The battle over an effort to force the Wisconsin Election Commission to follow state law to clean up the voter rolls is heating up.
The state Election Commission deadlocked on Monday on how to respond to Friday’s ruling by Judge Paul Malloy that the commission had to remove the voter registrations of those believed to have moved who did not respond to a state mailing.
However, the Election Commission’s failure to agree on a response did not prevent Wisconsin Attorney General Josh Kaul and the commission from filing an appeal of Malloy’s ruling on Tuesday. The League of Women Voters also jumped into the fight with a lawsuit in federal court attempting to block the removal of the non-responding voters from the voter rolls.
Malloy’s ruling was the result of a lawsuit by the Wisconsin Institute of Law & Liberty (WILL) on behalf of three plaintiffs. Rick Esenberg, general counsel and the president of WILL, responded to Kaul’s appeal with a statement Tuesday.
“It’s unfortunate the Wisconsin Elections Commission is prolonging this dispute when Judge Malloy found the state agency in clear violation of state law,” Esenberg said. “But we look forward to making the case, once again, that the Wisconsin Elections Commission must follow state law and protect the integrity of Wisconsin elections.”
In the case filed in federal court, the League of Women Voters, a Democratic-leaning special interest group, is alleging that the clean up of the voter rolls should not take place because the Election Commission misled voters on how they could maintain their voter registration without responding to the state mailer.
“The lawsuit also claims the purge violates the Due Process Clause because the Wisconsin Elections Commission told voters who did not move and had received the letter in error that they could confirm their voter registration addresses by voting in the next election, leading these voters to believe they could use and rely on this method to stay on the rolls and vote,” the League said in a statement. “If the purge instead occurs immediately, it would be an about-face from what voters were told in October 2019 because these voters will have their registrations cancelled before they have the chance to confirm them.”
Esenberg agreed that the Election Commission misinformed voters, but disagreed that this should result in preventing the clean up of the voter rolls.
“This new federal lawsuit does not challenge the applicability of state law with regard to the movers list,” Esenberg said. “It does challenge the Wisconsin Elections Commission’s unfortunate decision to provide misinformation to voters. While it would be premature for a federal court to become involved in this matter, we have said from the beginning that we have no objection to WEC correcting the misinformation that they have provided to voters.”
To maintain an accurate voter registration list, Wisconsin and 28 other states participate in a program called the Electronic Registration Information Center (ERIC). When a voter conducts an official government transaction using an address different than their voter registration address, ERIC flags the voter to state election agencies as a “mover.” After an Election Commission review, a notice is sent out to the “movers” asking them to verify their address.
According to state law, “If the elector no longer resides in the municipality or fails to apply for continuation of registration within 30 days of the date the notice is mailed, the clerk or board of election commissioners shall change the elector’s registration from eligible to ineligible status.”
If the commission does not receive a response, then the voter is moved to “inactive” status.
If the voters did move, they would be required to register to vote at their new address.
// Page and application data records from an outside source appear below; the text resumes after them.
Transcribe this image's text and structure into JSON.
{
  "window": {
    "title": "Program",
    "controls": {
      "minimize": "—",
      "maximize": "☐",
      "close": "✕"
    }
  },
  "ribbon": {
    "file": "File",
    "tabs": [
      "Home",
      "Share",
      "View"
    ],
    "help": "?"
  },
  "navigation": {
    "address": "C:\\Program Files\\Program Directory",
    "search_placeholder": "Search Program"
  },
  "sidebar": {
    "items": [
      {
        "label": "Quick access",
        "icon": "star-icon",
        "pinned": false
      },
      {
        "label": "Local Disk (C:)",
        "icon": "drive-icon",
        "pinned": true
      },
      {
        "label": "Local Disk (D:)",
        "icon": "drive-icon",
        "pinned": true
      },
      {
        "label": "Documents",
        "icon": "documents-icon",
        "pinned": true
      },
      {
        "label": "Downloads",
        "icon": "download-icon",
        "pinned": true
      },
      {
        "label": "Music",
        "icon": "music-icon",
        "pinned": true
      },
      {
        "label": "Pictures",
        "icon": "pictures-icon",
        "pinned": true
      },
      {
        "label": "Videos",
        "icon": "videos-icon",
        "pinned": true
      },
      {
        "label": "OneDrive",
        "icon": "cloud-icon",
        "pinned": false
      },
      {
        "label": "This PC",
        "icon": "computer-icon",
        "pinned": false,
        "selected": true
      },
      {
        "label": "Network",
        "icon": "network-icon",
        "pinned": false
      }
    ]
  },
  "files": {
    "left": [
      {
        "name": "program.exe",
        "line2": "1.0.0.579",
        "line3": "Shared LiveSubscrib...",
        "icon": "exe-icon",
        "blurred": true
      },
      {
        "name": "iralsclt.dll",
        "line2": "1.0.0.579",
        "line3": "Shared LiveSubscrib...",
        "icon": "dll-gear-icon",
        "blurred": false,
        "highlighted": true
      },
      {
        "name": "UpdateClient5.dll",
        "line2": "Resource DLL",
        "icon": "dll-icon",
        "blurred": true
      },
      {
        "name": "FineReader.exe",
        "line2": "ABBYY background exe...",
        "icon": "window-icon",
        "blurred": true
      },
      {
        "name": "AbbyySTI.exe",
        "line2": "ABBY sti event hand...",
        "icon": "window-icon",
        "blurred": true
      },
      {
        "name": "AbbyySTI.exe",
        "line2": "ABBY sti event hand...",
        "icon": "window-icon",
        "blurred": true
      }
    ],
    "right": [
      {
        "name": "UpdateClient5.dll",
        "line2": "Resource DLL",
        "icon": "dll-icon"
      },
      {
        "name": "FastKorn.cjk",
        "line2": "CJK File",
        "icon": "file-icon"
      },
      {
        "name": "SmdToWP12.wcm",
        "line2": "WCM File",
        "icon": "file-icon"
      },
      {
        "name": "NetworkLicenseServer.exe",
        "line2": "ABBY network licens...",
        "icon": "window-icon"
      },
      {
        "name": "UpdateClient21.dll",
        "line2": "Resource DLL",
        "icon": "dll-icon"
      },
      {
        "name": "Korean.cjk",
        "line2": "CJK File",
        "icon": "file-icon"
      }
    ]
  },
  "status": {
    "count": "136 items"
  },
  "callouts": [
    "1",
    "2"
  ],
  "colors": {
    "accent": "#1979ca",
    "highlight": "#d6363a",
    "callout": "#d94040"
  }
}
Either way, state law allows individuals to register the day of the election.
However, the Election Commission determined in June that such a voter will be moved to “inactive” status after 12 to 24 months, not after 30 days. The agency had hoped to delay the registration removals until after the 2020 Spring elections.
In his ruling, Mallow said changes to the law would have to be made by the legislature.
“I don’t want to see anybody deactivated, but I don’t write the legislation,” Malloy said, according to the Associated Press. “If you don’t like it, then I guess you have to go back to the Legislature. They didn’t do that.”
Despite the ease of re-registering, including same-day voter registration, Democrats have been sharply critical of the lawsuit and Malloy’s ruling. They have engaged in protests accusing Republicans of trying to suppress the vote. The Democratic Party is also cashing in with fundraising emails and even selling t-shirts critical of the ruling.
Governor Tony Evers is telling supporters in fundraising emails the cleaning of the voter registrations is directed towards him. Normally, Evers claims he represents “the will of the people.” However, his latest appeals point out the narrowness of his victory in 2018.
“Tony won in 2018 by just 30,000 votes, and we all remember how close Democrats were in 2016,” wrote the Evers campaign. “That’s why it’s so crucial that we fight back.”
Ironically, the chairman of the Democratic Party of Wisconsin made it clear on Monday that the removal of the questionable voter registrations will not be a major problem for voters.